=== RECORDS SUPPLIED ===

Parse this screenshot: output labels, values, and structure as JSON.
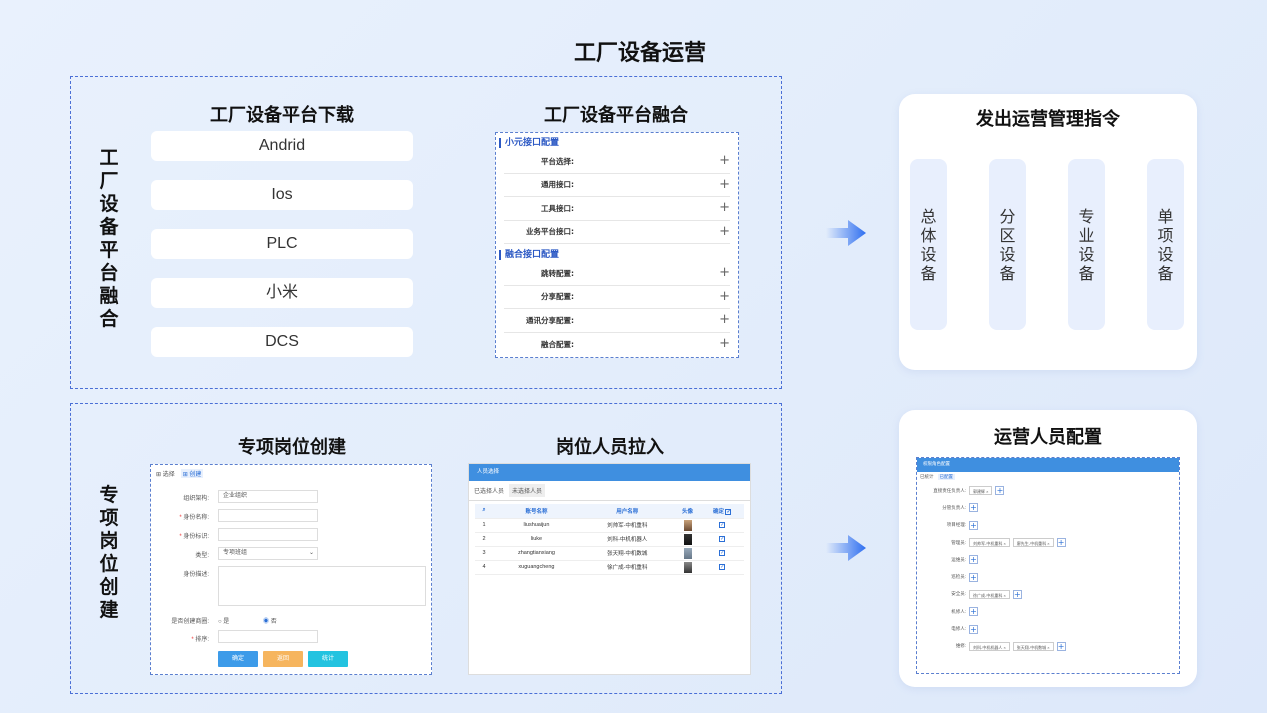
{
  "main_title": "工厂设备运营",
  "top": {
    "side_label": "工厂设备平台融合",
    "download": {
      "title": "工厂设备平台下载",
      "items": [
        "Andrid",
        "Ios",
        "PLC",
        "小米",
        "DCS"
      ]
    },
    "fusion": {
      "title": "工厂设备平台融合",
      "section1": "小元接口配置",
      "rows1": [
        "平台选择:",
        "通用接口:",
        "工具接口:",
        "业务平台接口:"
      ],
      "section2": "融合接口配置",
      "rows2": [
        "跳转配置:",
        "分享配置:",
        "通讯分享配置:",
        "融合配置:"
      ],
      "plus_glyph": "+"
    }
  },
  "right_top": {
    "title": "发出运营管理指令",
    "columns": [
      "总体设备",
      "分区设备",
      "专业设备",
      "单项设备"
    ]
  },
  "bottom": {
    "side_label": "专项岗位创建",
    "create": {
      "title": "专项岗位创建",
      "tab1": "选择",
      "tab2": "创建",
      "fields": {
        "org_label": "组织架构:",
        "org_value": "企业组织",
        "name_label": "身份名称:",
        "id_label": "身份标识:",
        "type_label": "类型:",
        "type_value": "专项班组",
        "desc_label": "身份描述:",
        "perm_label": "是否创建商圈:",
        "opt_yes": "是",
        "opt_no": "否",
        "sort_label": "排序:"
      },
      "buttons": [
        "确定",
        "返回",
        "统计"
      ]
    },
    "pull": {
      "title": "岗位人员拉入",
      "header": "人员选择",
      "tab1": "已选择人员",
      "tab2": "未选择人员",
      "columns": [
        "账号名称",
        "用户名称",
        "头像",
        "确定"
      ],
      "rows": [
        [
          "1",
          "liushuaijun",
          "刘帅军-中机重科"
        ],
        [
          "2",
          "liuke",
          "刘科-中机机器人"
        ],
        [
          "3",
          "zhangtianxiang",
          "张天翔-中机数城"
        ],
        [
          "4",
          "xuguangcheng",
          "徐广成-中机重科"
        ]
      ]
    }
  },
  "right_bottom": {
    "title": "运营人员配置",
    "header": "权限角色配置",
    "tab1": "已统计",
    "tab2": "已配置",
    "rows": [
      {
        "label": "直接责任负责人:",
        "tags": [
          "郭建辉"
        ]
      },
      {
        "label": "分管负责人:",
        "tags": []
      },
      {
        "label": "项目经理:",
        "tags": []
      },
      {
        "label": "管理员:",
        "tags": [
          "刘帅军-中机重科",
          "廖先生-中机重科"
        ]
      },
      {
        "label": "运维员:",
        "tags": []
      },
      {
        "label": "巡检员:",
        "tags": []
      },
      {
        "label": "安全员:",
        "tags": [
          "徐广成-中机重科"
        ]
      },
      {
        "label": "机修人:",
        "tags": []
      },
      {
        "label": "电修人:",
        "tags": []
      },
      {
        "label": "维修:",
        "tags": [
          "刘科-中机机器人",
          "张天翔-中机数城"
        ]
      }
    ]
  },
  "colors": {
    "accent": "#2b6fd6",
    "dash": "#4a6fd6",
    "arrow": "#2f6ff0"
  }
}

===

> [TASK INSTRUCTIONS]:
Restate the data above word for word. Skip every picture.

> [EXERCISE RESULT]:
Parse this screenshot: output labels, values, and structure as JSON.
{
  "main_title": "工厂设备运营",
  "top": {
    "side_label": "工厂设备平台融合",
    "download": {
      "title": "工厂设备平台下载",
      "items": [
        "Andrid",
        "Ios",
        "PLC",
        "小米",
        "DCS"
      ]
    },
    "fusion": {
      "title": "工厂设备平台融合",
      "section1": "小元接口配置",
      "rows1": [
        "平台选择:",
        "通用接口:",
        "工具接口:",
        "业务平台接口:"
      ],
      "section2": "融合接口配置",
      "rows2": [
        "跳转配置:",
        "分享配置:",
        "通讯分享配置:",
        "融合配置:"
      ],
      "plus_glyph": "+"
    }
  },
  "right_top": {
    "title": "发出运营管理指令",
    "columns": [
      "总体设备",
      "分区设备",
      "专业设备",
      "单项设备"
    ]
  },
  "bottom": {
    "side_label": "专项岗位创建",
    "create": {
      "title": "专项岗位创建",
      "tab1": "选择",
      "tab2": "创建",
      "fields": {
        "org_label": "组织架构:",
        "org_value": "企业组织",
        "name_label": "身份名称:",
        "id_label": "身份标识:",
        "type_label": "类型:",
        "type_value": "专项班组",
        "desc_label": "身份描述:",
        "perm_label": "是否创建商圈:",
        "opt_yes": "是",
        "opt_no": "否",
        "sort_label": "排序:"
      },
      "buttons": [
        "确定",
        "返回",
        "统计"
      ]
    },
    "pull": {
      "title": "岗位人员拉入",
      "header": "人员选择",
      "tab1": "已选择人员",
      "tab2": "未选择人员",
      "columns": [
        "账号名称",
        "用户名称",
        "头像",
        "确定"
      ],
      "rows": [
        [
          "1",
          "liushuaijun",
          "刘帅军-中机重科"
        ],
        [
          "2",
          "liuke",
          "刘科-中机机器人"
        ],
        [
          "3",
          "zhangtianxiang",
          "张天翔-中机数城"
        ],
        [
          "4",
          "xuguangcheng",
          "徐广成-中机重科"
        ]
      ]
    }
  },
  "right_bottom": {
    "title": "运营人员配置",
    "header": "权限角色配置",
    "tab1": "已统计",
    "tab2": "已配置",
    "rows": [
      {
        "label": "直接责任负责人:",
        "tags": [
          "郭建辉"
        ]
      },
      {
        "label": "分管负责人:",
        "tags": []
      },
      {
        "label": "项目经理:",
        "tags": []
      },
      {
        "label": "管理员:",
        "tags": [
          "刘帅军-中机重科",
          "廖先生-中机重科"
        ]
      },
      {
        "label": "运维员:",
        "tags": []
      },
      {
        "label": "巡检员:",
        "tags": []
      },
      {
        "label": "安全员:",
        "tags": [
          "徐广成-中机重科"
        ]
      },
      {
        "label": "机修人:",
        "tags": []
      },
      {
        "label": "电修人:",
        "tags": []
      },
      {
        "label": "维修:",
        "tags": [
          "刘科-中机机器人",
          "张天翔-中机数城"
        ]
      }
    ]
  },
  "colors": {
    "accent": "#2b6fd6",
    "dash": "#4a6fd6",
    "arrow": "#2f6ff0"
  }
}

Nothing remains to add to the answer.